This document illustrates how to use the nodeJS client library to communicate with a Volt via grpc.
Two packages are required by nodeJS tdx Volt clients, @tdxvolt/volt-client-grpc and @grpc/grpc-js.
To install the @tdxvolt/volt-client-grpc and @grpc/grpc-js packages:
In order to be able to initialise a connection to a Volt, you will need to obtain a client configuration.
How your web application obtains or stores the client configuration is not discussed here, needless to say you need to be careful not to expose keys or other sensitive data.

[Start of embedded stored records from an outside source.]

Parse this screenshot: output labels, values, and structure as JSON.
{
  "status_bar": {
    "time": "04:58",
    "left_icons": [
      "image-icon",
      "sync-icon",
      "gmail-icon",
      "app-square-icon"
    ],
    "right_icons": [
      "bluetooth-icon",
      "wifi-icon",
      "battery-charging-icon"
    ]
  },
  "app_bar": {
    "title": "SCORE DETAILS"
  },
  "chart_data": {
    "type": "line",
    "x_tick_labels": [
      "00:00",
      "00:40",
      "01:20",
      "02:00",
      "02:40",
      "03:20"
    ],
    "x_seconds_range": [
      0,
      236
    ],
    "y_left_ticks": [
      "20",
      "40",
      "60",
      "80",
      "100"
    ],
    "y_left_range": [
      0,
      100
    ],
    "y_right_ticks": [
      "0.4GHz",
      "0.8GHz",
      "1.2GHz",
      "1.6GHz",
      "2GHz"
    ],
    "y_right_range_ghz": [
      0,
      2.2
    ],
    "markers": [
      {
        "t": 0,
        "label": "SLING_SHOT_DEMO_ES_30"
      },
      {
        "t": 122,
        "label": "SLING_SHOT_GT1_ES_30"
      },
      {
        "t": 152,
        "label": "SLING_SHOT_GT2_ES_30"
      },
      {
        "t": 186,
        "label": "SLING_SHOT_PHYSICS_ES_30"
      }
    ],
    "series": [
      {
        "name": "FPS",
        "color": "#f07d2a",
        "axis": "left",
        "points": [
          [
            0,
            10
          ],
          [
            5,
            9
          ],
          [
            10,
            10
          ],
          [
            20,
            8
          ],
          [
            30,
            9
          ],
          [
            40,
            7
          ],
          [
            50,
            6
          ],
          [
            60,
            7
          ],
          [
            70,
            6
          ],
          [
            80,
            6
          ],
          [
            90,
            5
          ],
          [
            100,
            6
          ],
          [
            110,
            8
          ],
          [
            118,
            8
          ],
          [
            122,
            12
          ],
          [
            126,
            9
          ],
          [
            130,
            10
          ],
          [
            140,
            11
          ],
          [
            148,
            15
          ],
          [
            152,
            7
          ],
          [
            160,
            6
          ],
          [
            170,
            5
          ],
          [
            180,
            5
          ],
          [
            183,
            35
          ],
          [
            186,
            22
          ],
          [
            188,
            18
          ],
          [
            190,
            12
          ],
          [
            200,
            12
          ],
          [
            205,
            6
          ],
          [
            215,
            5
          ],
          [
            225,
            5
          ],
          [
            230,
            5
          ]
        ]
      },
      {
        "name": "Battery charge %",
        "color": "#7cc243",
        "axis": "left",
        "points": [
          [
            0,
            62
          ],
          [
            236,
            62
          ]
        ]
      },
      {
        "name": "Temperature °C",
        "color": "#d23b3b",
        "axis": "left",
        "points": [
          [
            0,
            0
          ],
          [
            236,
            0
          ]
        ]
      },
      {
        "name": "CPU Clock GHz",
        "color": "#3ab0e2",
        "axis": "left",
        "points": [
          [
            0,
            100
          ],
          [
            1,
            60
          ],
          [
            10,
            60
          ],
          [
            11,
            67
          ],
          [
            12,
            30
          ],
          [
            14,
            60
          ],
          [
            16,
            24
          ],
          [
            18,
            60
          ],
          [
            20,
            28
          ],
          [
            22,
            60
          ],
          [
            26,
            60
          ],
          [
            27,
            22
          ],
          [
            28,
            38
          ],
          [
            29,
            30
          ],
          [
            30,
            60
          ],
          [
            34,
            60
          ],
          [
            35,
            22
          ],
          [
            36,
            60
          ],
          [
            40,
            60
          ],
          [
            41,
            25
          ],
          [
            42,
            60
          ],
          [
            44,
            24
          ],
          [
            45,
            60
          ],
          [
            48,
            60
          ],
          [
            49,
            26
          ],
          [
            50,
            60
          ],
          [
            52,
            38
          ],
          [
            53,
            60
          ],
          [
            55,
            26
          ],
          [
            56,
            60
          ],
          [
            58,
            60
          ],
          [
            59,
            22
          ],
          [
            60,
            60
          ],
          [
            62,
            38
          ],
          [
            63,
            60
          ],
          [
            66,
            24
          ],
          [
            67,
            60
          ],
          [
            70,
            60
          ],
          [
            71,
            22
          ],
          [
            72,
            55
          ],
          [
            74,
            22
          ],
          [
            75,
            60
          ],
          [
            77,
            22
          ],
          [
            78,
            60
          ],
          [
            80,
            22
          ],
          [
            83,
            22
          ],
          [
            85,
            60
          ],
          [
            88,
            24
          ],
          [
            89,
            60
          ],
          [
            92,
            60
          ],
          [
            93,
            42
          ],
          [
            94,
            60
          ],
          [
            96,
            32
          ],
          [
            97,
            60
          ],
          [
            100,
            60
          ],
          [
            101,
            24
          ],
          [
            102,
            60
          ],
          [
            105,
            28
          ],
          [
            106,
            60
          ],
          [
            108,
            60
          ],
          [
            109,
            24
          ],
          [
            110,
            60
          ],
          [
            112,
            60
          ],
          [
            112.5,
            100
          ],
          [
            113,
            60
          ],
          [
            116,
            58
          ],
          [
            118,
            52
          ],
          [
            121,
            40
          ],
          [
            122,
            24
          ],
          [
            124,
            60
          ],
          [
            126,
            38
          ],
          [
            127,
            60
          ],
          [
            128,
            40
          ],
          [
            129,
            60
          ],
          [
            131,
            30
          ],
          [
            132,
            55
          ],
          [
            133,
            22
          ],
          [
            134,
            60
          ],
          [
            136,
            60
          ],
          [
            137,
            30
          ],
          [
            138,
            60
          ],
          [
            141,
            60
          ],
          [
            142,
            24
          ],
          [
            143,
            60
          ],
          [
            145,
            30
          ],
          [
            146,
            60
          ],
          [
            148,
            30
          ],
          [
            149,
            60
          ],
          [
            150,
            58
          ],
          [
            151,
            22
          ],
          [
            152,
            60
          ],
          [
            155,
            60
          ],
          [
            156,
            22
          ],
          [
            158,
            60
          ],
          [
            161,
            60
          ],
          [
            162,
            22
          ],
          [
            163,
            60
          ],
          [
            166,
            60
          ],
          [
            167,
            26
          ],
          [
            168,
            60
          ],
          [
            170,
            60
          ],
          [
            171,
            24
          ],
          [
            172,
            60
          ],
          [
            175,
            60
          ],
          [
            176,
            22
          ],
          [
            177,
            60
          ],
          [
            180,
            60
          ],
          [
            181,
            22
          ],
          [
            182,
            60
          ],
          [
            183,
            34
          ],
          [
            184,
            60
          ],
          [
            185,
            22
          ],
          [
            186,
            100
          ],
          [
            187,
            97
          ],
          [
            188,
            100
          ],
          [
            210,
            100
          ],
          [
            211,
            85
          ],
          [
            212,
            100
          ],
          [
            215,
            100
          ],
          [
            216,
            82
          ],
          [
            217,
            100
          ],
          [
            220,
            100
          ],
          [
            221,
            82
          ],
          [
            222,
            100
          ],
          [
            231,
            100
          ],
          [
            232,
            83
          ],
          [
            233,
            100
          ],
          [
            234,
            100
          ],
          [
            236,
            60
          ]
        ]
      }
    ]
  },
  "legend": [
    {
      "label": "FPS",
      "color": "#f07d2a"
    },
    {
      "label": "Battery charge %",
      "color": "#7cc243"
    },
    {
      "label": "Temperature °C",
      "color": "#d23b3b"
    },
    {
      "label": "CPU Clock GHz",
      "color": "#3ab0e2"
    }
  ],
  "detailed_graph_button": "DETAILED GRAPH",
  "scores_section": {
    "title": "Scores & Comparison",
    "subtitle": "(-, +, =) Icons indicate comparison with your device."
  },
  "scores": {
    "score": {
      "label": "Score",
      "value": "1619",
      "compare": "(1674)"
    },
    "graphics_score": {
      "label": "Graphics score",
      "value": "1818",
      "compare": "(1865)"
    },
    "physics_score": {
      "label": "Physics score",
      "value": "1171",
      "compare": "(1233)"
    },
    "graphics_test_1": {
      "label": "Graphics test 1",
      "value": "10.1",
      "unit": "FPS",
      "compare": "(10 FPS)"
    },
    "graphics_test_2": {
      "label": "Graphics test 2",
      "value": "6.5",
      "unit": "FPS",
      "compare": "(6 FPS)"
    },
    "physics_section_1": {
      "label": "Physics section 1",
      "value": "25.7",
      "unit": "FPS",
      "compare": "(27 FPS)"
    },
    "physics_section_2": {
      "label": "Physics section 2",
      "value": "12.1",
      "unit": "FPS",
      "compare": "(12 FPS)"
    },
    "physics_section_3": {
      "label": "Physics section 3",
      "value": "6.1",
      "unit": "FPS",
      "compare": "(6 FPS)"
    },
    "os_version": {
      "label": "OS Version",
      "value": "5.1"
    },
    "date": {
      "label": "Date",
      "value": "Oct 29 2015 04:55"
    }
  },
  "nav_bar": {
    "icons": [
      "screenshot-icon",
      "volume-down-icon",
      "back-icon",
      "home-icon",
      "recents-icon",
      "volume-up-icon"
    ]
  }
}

For the purposes of this document, we assume Bob's configuration is stored in a local file.
Example client connection object, obtained from the fusebox identity dialog:
Begin by creating a tdx Volt client instance:
Initialise the tdx Volt instance to enable Bob to connect to the Volt:
Once initialised successfully, you can issue any API call. In the example below, we retrieve the immediate descendants of the Volt root resource:
Refer to the API documentation for details of the method names and corresponding request and response messages. Each API method expects a JSON object representing the request as input, and returns a JSON object as indicated by the response message type. The JSON representation of the protobuf message format is intuitive.
If you see deprecation warnings along the lines of `Setting the TLS ServerName to an IP address is not permitted by RFC 6066` you can safely ignore them for the time being. See also this github issue.
All unary calls return a promise that will either resolve with a JSON response object matching that defined by the API protobuf, or reject if there is a problem with the grpc transport or an error status on the response object.
The promise model does not fit well with streaming calls since they are long-lived.
For this reason, all streaming calls (client streaming, server streaming, and bi-directional streaming) return a call object that is used to manage the call.
The call object emits events as interactions with the underlying websocket occur, and there are 3 events of interest:
“error” emitted when an error occurs on the call
“data” emitted when a response is received from the Volt
“end” emitted when the call ends
Server streaming calls
The example below shows execution of an SQL statement on a database, the data event will be emitted for each row of data in the result set.
The end event is emitted when the call ends.
Client streaming calls
Client streaming calls have a similar syntax to server streaming calls, although the data event should only be emitted once rather than multiple times.
Clients can use the send method on the returned call object to send requests to the server (see bi-direction example below).
Clients use the end method of the returned call object to indicate to the server that the call has ended.
Bi-directional streaming calls
As expected, bi-directional calls are a combination of client and server streaming calls, whereby the data event is emitted for each response from the server, and the client can send multiple requests using the call object send method.